WHAT YOU ARE ASKED TO DO
Among the records below, which lines contain the string "Through"? Report them.

(Page and application data records)
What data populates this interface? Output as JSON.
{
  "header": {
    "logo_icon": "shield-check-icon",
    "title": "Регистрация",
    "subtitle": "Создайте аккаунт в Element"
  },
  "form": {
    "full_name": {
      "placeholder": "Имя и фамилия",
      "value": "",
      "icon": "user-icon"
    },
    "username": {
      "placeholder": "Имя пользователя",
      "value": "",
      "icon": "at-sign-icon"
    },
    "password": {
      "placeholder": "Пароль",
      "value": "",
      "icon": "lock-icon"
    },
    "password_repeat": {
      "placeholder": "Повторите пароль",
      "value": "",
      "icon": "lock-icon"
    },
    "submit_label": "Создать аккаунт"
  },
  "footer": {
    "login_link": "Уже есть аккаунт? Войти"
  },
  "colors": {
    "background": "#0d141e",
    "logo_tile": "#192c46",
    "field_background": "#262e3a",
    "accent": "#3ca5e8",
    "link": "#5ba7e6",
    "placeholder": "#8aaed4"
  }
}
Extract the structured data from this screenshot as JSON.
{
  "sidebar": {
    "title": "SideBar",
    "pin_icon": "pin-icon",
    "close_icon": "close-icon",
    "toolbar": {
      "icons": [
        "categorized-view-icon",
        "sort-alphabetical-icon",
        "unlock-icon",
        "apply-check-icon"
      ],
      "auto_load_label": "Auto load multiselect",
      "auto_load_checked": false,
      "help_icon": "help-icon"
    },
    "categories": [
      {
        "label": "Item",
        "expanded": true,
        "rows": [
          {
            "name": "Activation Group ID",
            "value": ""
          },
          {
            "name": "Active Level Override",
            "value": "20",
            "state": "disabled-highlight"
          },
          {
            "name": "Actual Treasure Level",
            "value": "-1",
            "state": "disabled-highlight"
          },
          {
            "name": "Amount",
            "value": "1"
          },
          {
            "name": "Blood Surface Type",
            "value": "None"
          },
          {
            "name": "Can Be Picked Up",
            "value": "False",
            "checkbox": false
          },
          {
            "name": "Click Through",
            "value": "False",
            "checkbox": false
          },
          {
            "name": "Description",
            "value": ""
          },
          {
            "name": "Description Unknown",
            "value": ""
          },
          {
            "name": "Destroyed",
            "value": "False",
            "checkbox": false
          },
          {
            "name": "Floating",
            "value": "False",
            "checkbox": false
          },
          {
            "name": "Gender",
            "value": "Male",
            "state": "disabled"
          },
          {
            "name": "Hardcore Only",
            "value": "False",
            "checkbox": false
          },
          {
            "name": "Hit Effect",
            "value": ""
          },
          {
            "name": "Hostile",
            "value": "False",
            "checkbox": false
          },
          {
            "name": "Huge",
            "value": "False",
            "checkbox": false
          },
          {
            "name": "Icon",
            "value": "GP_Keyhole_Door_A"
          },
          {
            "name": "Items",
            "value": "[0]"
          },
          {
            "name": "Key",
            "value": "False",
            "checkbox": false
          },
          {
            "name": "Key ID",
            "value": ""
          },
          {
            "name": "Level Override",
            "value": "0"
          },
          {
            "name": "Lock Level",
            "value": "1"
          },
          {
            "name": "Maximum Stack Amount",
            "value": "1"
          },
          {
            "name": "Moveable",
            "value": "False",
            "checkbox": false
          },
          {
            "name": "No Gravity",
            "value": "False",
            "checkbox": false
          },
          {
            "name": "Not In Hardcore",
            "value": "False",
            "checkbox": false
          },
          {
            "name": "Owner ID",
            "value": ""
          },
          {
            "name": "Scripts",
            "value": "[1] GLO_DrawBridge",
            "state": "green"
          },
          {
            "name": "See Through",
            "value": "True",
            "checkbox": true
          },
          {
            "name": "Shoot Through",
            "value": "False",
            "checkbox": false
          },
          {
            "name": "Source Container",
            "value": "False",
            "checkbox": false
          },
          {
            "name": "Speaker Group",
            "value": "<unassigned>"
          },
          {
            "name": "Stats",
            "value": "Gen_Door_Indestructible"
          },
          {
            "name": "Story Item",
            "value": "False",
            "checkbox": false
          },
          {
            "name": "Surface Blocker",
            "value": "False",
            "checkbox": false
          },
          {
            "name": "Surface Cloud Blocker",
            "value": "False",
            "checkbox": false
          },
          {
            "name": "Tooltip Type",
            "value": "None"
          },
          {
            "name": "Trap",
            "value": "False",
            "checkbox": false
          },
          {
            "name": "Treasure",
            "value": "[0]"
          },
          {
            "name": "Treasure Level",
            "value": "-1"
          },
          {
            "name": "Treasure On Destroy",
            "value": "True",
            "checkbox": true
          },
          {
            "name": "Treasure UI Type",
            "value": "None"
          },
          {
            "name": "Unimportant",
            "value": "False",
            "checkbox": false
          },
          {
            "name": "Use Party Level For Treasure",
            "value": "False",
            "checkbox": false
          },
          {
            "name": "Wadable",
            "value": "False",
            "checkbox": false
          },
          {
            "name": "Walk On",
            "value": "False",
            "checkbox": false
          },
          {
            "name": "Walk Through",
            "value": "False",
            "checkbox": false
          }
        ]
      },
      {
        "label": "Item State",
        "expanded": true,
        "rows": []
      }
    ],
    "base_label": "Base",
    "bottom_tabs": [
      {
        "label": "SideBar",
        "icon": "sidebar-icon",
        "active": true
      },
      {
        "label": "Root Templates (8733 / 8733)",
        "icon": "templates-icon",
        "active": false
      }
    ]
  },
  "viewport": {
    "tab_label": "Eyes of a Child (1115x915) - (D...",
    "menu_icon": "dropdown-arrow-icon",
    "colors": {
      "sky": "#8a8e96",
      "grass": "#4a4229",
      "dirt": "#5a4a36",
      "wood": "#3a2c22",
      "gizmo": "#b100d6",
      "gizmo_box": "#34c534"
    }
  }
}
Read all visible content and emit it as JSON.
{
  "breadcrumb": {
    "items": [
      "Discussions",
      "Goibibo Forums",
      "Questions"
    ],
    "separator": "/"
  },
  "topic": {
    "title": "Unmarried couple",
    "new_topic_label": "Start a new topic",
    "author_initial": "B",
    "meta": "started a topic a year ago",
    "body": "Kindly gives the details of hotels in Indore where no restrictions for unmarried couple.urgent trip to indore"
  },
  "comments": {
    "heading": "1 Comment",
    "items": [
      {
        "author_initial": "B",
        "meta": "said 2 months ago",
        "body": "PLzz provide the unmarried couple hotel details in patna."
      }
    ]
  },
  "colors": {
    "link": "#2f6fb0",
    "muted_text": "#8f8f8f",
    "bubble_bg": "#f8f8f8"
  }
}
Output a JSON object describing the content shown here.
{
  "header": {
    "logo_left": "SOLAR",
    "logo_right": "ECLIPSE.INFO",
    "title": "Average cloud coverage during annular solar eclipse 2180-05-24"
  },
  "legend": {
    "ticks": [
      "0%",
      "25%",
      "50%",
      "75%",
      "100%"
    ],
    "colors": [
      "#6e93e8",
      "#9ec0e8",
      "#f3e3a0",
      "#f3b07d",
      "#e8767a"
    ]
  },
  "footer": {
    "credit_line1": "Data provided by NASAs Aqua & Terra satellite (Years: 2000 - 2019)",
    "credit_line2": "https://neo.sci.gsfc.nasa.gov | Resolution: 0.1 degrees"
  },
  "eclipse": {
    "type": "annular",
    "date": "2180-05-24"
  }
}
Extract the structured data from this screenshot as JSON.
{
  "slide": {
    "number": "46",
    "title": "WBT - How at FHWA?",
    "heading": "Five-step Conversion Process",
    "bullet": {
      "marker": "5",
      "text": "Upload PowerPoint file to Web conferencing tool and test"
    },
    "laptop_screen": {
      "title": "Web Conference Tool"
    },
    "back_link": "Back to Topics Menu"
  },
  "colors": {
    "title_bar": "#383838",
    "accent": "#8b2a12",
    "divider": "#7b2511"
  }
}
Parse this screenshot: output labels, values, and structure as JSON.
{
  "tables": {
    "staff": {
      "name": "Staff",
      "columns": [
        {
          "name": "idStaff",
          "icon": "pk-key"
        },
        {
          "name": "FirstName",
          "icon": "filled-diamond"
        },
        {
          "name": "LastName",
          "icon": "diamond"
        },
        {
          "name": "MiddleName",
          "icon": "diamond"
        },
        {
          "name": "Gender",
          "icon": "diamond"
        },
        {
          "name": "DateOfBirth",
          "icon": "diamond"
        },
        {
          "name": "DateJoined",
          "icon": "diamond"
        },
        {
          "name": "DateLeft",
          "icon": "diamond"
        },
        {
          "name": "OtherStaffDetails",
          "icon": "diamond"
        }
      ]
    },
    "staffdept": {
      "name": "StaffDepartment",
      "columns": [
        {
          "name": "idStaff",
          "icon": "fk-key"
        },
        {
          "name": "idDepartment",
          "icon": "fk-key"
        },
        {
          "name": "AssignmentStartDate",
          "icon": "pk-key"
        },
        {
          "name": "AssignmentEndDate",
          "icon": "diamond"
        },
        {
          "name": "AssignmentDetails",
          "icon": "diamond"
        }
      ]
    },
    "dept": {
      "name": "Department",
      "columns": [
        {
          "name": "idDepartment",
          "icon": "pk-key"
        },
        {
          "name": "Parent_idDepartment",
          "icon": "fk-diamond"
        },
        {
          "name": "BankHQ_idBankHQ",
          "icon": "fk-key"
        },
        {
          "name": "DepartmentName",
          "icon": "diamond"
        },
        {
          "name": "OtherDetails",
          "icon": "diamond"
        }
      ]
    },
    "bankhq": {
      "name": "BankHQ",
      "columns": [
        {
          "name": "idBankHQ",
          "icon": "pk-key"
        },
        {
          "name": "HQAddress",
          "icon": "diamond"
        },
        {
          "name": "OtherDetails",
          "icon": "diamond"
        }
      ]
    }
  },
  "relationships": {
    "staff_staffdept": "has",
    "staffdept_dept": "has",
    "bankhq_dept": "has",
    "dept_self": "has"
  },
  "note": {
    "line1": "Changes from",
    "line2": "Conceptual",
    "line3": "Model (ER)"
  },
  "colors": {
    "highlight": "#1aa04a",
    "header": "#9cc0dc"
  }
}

SOLUTION TO THE PROBLEM
            "name": "Click Through",
            "name": "See Through",
            "name": "Shoot Through",
            "name": "Walk Through",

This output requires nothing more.